* What is being asked *
Please work out how many lines below contain the word "Media", and reply with only that number.

Data about app and page elements:
* * *

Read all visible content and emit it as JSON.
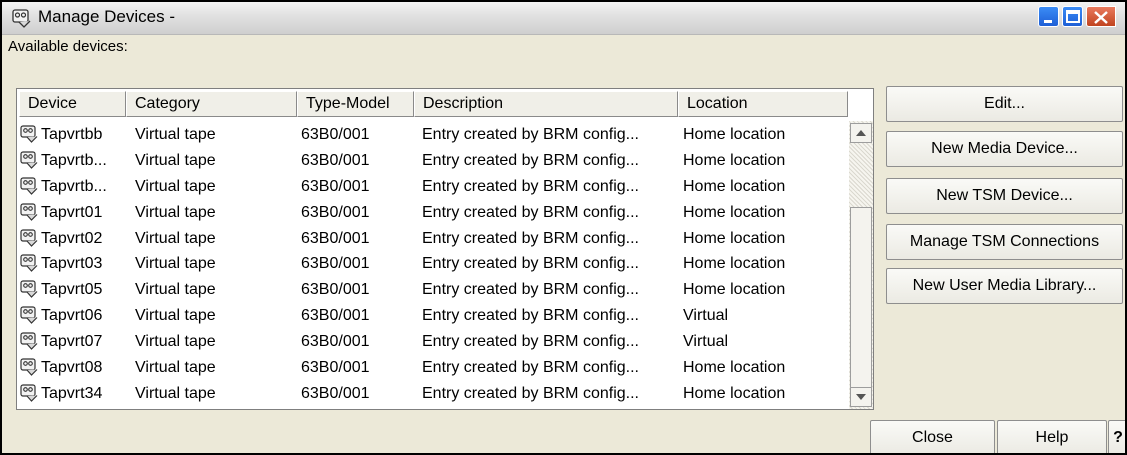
{
  "window": {
    "title": "Manage Devices -",
    "minimize_icon": "minimize-icon",
    "maximize_icon": "maximize-icon",
    "close_icon": "close-icon",
    "app_icon": "tape-device-icon"
  },
  "available_label": "Available devices:",
  "table": {
    "columns": [
      "Device",
      "Category",
      "Type-Model",
      "Description",
      "Location"
    ],
    "row_icon": "tape-device-icon",
    "rows": [
      {
        "device": "Tapvrtbb",
        "category": "Virtual tape",
        "type_model": "63B0/001",
        "description": "Entry created by BRM config...",
        "location": "Home location"
      },
      {
        "device": "Tapvrtb...",
        "category": "Virtual tape",
        "type_model": "63B0/001",
        "description": "Entry created by BRM config...",
        "location": "Home location"
      },
      {
        "device": "Tapvrtb...",
        "category": "Virtual tape",
        "type_model": "63B0/001",
        "description": "Entry created by BRM config...",
        "location": "Home location"
      },
      {
        "device": "Tapvrt01",
        "category": "Virtual tape",
        "type_model": "63B0/001",
        "description": "Entry created by BRM config...",
        "location": "Home location"
      },
      {
        "device": "Tapvrt02",
        "category": "Virtual tape",
        "type_model": "63B0/001",
        "description": "Entry created by BRM config...",
        "location": "Home location"
      },
      {
        "device": "Tapvrt03",
        "category": "Virtual tape",
        "type_model": "63B0/001",
        "description": "Entry created by BRM config...",
        "location": "Home location"
      },
      {
        "device": "Tapvrt05",
        "category": "Virtual tape",
        "type_model": "63B0/001",
        "description": "Entry created by BRM config...",
        "location": "Home location"
      },
      {
        "device": "Tapvrt06",
        "category": "Virtual tape",
        "type_model": "63B0/001",
        "description": "Entry created by BRM config...",
        "location": "Virtual"
      },
      {
        "device": "Tapvrt07",
        "category": "Virtual tape",
        "type_model": "63B0/001",
        "description": "Entry created by BRM config...",
        "location": "Virtual"
      },
      {
        "device": "Tapvrt08",
        "category": "Virtual tape",
        "type_model": "63B0/001",
        "description": "Entry created by BRM config...",
        "location": "Home location"
      },
      {
        "device": "Tapvrt34",
        "category": "Virtual tape",
        "type_model": "63B0/001",
        "description": "Entry created by BRM config...",
        "location": "Home location"
      }
    ]
  },
  "side_buttons": [
    "Edit...",
    "New Media Device...",
    "New TSM Device...",
    "Manage TSM Connections",
    "New User Media Library..."
  ],
  "bottom_buttons": {
    "close": "Close",
    "help": "Help",
    "whats_this": "?"
  },
  "colors": {
    "window_bg": "#ece9d8",
    "titlebar_blue": "#1e5fd6",
    "close_red": "#c1441f"
  }
}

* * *

* Response to the exercise *
2